Determine the count of lines containing "name" in the entries below and return only that figure.

*** Opening of Material for this task ***

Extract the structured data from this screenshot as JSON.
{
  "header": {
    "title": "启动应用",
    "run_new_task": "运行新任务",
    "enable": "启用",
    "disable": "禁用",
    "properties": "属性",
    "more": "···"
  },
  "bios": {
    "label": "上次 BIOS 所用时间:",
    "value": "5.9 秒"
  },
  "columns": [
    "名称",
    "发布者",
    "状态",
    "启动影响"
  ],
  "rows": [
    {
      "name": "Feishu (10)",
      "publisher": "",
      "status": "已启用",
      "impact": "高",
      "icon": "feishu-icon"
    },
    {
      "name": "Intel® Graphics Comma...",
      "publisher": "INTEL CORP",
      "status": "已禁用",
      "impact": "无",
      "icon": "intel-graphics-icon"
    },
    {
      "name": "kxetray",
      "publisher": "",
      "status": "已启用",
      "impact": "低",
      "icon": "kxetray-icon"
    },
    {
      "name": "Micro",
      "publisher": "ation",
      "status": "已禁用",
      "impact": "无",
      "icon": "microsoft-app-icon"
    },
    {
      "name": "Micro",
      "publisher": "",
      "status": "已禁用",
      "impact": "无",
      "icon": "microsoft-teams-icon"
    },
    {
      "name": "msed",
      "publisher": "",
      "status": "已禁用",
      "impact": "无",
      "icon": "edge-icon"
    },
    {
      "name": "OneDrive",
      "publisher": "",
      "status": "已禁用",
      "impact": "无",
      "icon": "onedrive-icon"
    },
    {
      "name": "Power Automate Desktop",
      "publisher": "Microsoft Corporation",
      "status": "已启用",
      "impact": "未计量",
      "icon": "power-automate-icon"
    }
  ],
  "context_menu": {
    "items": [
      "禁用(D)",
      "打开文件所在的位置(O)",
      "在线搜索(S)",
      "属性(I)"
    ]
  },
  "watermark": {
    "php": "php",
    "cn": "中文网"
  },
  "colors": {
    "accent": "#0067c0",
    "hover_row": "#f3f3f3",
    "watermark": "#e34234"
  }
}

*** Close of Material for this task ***

Task solution:
8